Team doctor Peter Brukner confirmed the news in a statement released on Thursday afternoon.
"It is my sad duty to inform you that a short time ago Phillip Hughes passed away," Dr Brukner said. "He never regained consciousness following his injury on Tuesday. He was not in pain before he passed and was surrounded by his family and close friends.
"As a cricket community we mourn his loss and extend our deepest sympathies to Phillip's family and friends at this incredibly sad time. Cricket Australia kindly asks that the privacy of the Hughes family, players and staff be respected."
Players, coaches and other friends had been in and out of St Vincent's Hospital in Sydney throughout Wednesday and Thursday, visiting Hughes and supporting his family, and each other. Australia's captain Michael Clarke, a close friend of Hughes', had been at the hospital until after midnight on Wednesday night and returned at about 6am on Thursday.
Brad Haddin, Steven Smith, Shane Watson, David Warner, Nathan Lyon, Moises Henriques, Mitchell Starc and Daniel Smith all spent time at the hospital, as did Ricky Ponting, Simon Katich, Phil Jaques and Brett Lee. Some flew in from interstate, including Aaron Finch, Matthew Wade, Peter Siddle, Peter Forrest, George Bailey, Ed Cowan, Justin Langer, and Cricket Australia's CEO James Sutherland and high performance manager Pat Howard. The national coach Darren Lehmann was there as well.
Also keeping vigil at the hospital were the Hughes family, including his mother and sister, who had been at the Sheffield Shield match between South Australia and New South Wales on Tuesday when Hughes was struck by the bouncer while batting on 63. At a press conference at St Vincent's Hospital on Thursday afternoon, Clarke read a statement on behalf of Hughes' parents Greg and Virginia, and brother and sister Jason and Megan.

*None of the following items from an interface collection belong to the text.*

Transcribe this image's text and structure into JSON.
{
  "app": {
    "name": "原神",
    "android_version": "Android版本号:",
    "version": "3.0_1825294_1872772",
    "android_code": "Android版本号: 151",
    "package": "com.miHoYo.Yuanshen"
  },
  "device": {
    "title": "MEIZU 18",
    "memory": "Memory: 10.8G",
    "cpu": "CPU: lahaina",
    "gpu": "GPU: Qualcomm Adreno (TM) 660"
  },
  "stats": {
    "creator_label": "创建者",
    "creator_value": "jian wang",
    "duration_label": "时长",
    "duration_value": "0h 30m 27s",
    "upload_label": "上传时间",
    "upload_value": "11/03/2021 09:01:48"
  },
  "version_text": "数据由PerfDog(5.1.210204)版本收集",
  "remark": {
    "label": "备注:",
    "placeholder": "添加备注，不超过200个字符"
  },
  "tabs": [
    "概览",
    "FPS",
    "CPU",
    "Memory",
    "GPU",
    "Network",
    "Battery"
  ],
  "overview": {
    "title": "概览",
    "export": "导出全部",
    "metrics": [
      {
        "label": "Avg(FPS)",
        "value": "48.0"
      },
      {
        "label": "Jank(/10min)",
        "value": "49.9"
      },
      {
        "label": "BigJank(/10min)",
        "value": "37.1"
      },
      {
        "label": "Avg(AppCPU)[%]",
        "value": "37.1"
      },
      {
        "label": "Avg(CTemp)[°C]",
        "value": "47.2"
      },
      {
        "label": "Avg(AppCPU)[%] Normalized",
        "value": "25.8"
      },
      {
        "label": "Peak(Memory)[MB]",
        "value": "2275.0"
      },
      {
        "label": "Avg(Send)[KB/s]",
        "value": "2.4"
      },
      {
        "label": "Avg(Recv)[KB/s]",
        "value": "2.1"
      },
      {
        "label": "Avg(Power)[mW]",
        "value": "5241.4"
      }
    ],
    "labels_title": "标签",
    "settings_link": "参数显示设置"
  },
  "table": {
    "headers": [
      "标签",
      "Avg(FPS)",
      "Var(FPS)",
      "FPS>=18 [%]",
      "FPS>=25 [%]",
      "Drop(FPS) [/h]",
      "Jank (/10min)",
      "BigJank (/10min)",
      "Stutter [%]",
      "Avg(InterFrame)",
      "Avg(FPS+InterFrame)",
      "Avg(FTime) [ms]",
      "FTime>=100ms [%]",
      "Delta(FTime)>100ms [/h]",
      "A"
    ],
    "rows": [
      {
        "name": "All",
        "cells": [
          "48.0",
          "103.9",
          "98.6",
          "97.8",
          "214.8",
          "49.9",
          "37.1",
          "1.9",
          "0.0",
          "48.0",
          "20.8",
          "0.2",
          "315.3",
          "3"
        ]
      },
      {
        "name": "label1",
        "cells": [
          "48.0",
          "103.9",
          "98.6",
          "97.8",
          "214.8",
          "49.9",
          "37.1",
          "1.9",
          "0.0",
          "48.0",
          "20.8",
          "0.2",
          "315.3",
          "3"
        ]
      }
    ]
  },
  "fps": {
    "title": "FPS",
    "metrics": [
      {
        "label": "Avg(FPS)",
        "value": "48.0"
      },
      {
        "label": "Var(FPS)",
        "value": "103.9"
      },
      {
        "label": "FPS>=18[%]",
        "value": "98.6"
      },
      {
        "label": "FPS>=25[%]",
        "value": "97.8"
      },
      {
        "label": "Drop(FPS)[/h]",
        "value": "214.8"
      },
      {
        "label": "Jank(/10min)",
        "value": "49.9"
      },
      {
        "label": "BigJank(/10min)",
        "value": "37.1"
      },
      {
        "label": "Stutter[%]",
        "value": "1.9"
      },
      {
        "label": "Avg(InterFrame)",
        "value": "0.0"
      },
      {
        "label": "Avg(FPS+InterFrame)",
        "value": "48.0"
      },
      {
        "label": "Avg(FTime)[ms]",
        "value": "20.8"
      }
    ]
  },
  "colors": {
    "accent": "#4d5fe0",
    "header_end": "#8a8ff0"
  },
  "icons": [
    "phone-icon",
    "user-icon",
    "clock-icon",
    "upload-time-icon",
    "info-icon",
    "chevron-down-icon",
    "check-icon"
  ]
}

"We are devastated by the loss of our much-loved son and brother Phillip," Clarke read. "It has been a very difficult few days. We appreciated all the support we have received from family, friends, players, Cricket Australia and the general public.
"Cricket was Phillip's life, and we as a family shared that love of the game with him. We would like to thank all the medical and nursing staff at St Vincent's Hospital and Cricket NSW medical staff for their great efforts with Phillip. We love you."
James Sutherland, the Cricket Australia CEO, said that Hughes was an incredibly talented and dearly loved member of the Australia, South Australia, Adelaide Strikers and formerly New South Wales sides. He described Hughes as "a rising star whose best cricket was still ahead of him".
"But was Phillip as a person that we will miss most," Sutherland said. "He was a classic example of his country upbringing - humble, understated and hard working. When the chips were down or he had a setback he simply got on with the job and worked harder. He set a wonderful example to any young person seeking to make their way in life.
"The word tragedy gets used far too often in sport but this freak accident is now a real-life tragedy. Just shy of his 26th birthday, Phillip has been taken from us far too young. It's an understatement to say that we are completely devastated. Our grief runs deep and the impact of Phillip's loss is enormous but nothing compares to the loss felt by those closest to him.
"Phillip was a cherished son, brother, friend and team-mate. In these darkest of hours cricket puts its collective arms around the Hughes family. To his parents Virginia and Greg and siblings Megan and Jason we offer our love and endless support."
On Tuesday, Hughes was playing for South Australia against his former state New South Wales when he missed his attempted hook and the ball struck him on the neck below the helmet. He underwent surgery on Tuesday after being rushed to hospital from the SCG, and was then in an induced coma.
Hughes played 26 Tests for Australia and scored three centuries, and he appeared a strong chance to win a recall for next week's first Test against India at the Gabba, with Clarke expected to be ruled out due to injury. Hughes first emerged as an international cricketer on the 2009 tour of South Africa, where at the age of 20 in Durban he became the youngest man ever to score two centuries in a Test.
He scored 26 first-class centuries and was a prolific scorer for New South Wales, for whom he had debuted at the age of 18, and later for South Australia. Hughes had been part of Australia's most recent Test squad, for the series against Pakistan in the UAE, but he was not called on to play a Test in that series.